Only eight of the 25 prison towns that McElligott investigated had local companies win any contracts, and even those fared poorly. In Kingston, where there are four prisons, fewer than half of construction contracts went to local businesses. In Abbotsford, British Columbia, home to three federal prisons, only a
McElligott says that some local businesses could get contracts to, for example, deliver food or supplies but that “they're likely to be nowhere near as big as the money that's going to the people building the prison, who are probably going to be from somewhere else.”
His research focused on federal prisons, and he says there could be more part-time staff at
Governments have made this pitch before. In 2011, Stephen Harper’s federal government argued that building new prisons would bring economic growth to the surrounding communities. And, in the 1980s and ’90s, towns across the U.S. competed for state prisons with the expectation that they would bring a recession-proof industry with them.

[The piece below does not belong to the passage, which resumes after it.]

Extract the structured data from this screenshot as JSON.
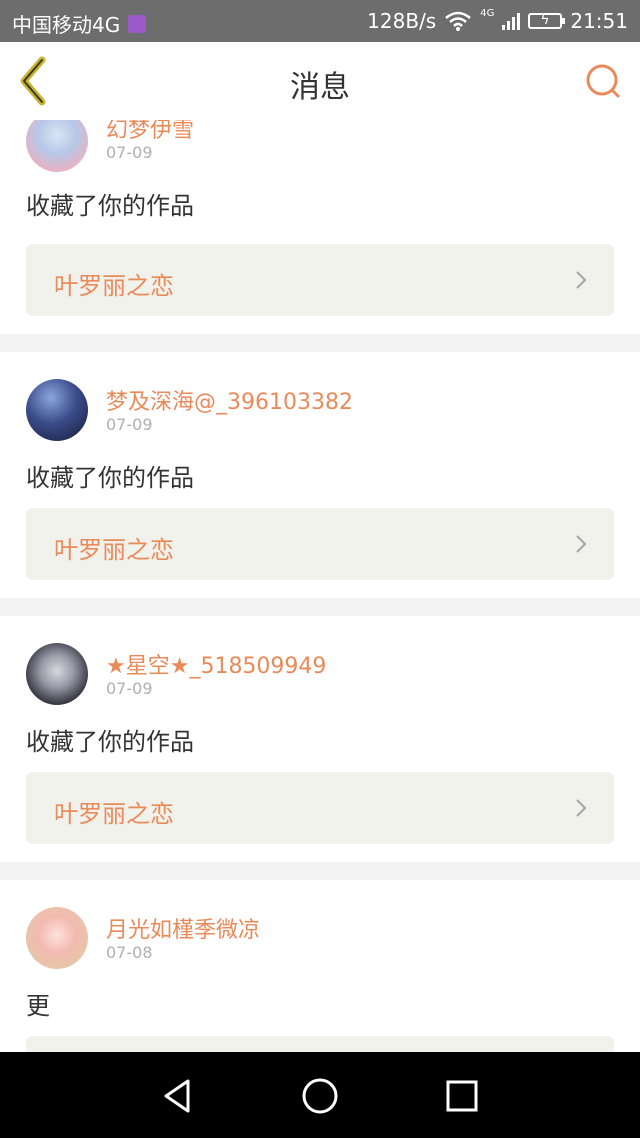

A spokesperson for the Ministry of the Solicitor General tells TVO.org via email that major infrastructure projects such as the prison “are of a size and scope that bring economic benefits to the communities in which they are built.”
“For example,” they continue, “builders often employ local residents and purchase from local suppliers, where possible. There are also economic spin-offs in the form of increased demand for restaurant meals and other services in the area that can benefit the entire region for years to come.” Information about the number of construction jobs, they state, won’t be available until the project is off the ground and contracts are signed.
That’s different from what ministry officials said during a public consultation with the North Grenville community in November 2020, when they presented a slide indicating that “hundreds'' of direct and indirect jobs would be created by the construction of the new prison.
One example they provided was the South West Detention Centre in Windsor, where, at the peak of construction, there were “approximately 200 workers employed and 80 per cent of those were local to the surrounding area.” (The contract was awarded to the Bondfield Construction Company, based in Vaughan.) Listed economic benefits for the Durham Region Courthouse, a private-public
The mayor of
“Like everyone else, we are in the process of assessing information from Ontario ministries, municipalities and academics,” she tells TVO.org via email. In response to a question about her statement that the facility would bring 500 jobs to the community, she writes that she was simply relaying information she’d received from the Ontario government: “It is their number, not mine.”
Colleen Lynas, an organizer for the group Coalition Against the Proposed Prison in North Grenville, attended both a closed-door stakeholders’ meeting and the public consultation — and says she found the economic evidence unconvincing. “From what I can see, this plan was literally cooked up by bureaucrats in Queen’s Park who have never set foot in Kemptville,” she says. “If they truly wanted to invest in North Grenville, then consult our local council, consult the community, and seek opportunities that make sense for the vision of the community.”
Her group, along with the North Grenville Jail Opposition Group, has begun pushing against the construction of the prison. She says she’s not worried about public safety in Kemptville —she’s concerned that the new prison will hurt tourism and isn’t the right way to revitalize the downtown. “It's not particularly healthy for anybody to be working in the correctional system,” she says.
“Rather than build a prison at all, you could send fewer people to prison, which might be better for society,” says McElligott. “You might spend more money on schools, training programs, counselling programs, anti-addiction programs. Any of that might have a very similar effect on crime, and it might actually be better in terms of job creation than anything you're doing in the